◆ **WORK REQUEST**: Scan the records below for the word "only". Copy each line where it appears.

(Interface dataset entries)
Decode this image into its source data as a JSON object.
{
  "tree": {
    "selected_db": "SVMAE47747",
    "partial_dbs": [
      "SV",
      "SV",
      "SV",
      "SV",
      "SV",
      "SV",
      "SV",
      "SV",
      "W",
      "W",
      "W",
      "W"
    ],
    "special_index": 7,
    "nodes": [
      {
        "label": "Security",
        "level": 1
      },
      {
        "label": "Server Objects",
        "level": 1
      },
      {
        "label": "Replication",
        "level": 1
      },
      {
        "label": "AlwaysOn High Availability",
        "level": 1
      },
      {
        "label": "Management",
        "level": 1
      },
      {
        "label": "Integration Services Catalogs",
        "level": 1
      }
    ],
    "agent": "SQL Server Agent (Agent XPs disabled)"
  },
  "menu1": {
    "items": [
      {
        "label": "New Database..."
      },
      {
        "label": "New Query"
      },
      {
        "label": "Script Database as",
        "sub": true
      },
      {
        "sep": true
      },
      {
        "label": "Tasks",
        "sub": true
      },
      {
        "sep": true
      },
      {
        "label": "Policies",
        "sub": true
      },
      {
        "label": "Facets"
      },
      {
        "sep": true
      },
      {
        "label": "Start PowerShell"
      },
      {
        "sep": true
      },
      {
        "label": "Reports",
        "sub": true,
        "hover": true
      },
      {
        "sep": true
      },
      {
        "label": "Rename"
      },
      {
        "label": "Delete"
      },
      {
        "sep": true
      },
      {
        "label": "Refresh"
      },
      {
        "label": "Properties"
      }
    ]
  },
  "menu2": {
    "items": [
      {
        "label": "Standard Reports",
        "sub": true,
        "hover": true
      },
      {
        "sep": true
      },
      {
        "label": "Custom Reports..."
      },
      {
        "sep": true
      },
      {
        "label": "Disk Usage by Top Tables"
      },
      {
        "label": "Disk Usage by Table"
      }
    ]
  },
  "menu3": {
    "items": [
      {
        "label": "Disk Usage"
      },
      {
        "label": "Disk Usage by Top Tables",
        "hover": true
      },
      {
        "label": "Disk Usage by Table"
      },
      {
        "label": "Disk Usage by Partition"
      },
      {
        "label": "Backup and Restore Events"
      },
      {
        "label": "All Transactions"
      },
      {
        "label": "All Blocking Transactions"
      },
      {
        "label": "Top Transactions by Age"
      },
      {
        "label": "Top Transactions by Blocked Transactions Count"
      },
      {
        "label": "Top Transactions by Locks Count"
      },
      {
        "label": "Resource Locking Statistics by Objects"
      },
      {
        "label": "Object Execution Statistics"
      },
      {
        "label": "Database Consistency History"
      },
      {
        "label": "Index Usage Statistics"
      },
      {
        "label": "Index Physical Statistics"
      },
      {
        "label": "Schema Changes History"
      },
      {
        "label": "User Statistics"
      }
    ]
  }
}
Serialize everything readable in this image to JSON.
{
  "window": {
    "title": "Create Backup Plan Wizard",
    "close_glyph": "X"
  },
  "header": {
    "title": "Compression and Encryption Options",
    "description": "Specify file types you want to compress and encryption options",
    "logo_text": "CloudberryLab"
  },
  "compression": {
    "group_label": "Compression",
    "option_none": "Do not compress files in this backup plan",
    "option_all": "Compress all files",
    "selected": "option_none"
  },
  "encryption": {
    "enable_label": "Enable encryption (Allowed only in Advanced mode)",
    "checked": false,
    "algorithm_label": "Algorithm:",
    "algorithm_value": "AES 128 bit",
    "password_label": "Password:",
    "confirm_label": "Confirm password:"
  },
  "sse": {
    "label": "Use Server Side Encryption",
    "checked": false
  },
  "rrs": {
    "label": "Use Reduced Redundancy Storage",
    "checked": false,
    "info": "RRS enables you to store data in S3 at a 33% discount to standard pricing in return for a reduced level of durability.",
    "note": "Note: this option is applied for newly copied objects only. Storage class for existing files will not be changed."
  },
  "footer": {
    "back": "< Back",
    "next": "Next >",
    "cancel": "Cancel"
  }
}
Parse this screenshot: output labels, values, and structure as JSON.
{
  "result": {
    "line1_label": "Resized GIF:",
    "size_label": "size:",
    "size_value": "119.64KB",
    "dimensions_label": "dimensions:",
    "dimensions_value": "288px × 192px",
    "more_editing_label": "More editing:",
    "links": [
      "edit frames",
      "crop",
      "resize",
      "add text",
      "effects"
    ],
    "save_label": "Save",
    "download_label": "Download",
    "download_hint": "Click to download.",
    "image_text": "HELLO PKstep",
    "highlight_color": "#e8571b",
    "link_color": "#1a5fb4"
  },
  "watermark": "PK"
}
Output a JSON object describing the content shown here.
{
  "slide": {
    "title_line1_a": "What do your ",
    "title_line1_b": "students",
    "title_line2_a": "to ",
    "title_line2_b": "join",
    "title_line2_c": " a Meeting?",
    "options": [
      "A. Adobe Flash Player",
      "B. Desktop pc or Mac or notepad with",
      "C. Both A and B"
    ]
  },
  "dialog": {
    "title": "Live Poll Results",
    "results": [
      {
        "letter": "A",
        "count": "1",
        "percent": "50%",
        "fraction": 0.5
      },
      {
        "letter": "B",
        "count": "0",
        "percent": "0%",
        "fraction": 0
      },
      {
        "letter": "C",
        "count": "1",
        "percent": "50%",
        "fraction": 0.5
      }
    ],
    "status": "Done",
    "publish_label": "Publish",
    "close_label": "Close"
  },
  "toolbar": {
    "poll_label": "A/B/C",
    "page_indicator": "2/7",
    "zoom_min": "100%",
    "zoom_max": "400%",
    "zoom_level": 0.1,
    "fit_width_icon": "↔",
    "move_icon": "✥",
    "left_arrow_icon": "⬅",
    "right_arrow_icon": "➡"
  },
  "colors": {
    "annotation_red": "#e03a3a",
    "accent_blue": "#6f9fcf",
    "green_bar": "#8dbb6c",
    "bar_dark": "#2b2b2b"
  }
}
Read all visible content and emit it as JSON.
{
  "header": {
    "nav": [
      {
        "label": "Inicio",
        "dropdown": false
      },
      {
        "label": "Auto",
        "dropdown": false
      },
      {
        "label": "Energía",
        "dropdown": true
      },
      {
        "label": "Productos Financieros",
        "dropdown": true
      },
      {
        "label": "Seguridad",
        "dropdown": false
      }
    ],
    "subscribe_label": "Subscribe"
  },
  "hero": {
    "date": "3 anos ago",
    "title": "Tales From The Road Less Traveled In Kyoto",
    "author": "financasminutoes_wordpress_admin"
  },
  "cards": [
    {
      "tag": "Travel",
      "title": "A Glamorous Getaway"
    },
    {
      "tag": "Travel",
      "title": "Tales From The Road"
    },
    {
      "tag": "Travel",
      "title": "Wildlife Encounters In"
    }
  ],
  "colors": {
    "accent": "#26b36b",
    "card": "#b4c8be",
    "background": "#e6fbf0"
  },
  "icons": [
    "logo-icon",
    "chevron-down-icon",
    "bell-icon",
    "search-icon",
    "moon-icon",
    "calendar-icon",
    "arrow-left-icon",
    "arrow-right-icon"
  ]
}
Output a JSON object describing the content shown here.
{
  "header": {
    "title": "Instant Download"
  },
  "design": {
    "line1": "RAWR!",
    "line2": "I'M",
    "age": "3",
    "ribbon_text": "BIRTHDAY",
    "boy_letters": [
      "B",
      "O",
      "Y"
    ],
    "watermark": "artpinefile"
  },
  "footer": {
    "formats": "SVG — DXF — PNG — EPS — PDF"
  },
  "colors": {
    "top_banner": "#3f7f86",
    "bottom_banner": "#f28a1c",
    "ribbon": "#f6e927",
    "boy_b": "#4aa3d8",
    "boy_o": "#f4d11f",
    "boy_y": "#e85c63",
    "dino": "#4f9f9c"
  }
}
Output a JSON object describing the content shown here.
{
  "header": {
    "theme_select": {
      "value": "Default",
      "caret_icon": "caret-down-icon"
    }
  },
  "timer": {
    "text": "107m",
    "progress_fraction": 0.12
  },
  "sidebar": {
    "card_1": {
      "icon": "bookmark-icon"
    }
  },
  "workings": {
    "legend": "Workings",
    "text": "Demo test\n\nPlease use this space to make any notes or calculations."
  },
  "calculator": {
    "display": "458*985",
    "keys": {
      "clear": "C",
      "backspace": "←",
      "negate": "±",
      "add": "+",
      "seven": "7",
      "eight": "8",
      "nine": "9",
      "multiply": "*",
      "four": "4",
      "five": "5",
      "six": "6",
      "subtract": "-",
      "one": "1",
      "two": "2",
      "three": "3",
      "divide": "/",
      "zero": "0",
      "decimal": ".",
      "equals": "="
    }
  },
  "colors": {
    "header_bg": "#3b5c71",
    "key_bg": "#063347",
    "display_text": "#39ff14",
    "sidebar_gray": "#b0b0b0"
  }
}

◆ **TASK ANSWER**:
    "enable_label": "Enable encryption (Allowed only in Advanced mode)",
    "note": "Note: this option is applied for newly copied objects only. Storage class for existing files will not be changed."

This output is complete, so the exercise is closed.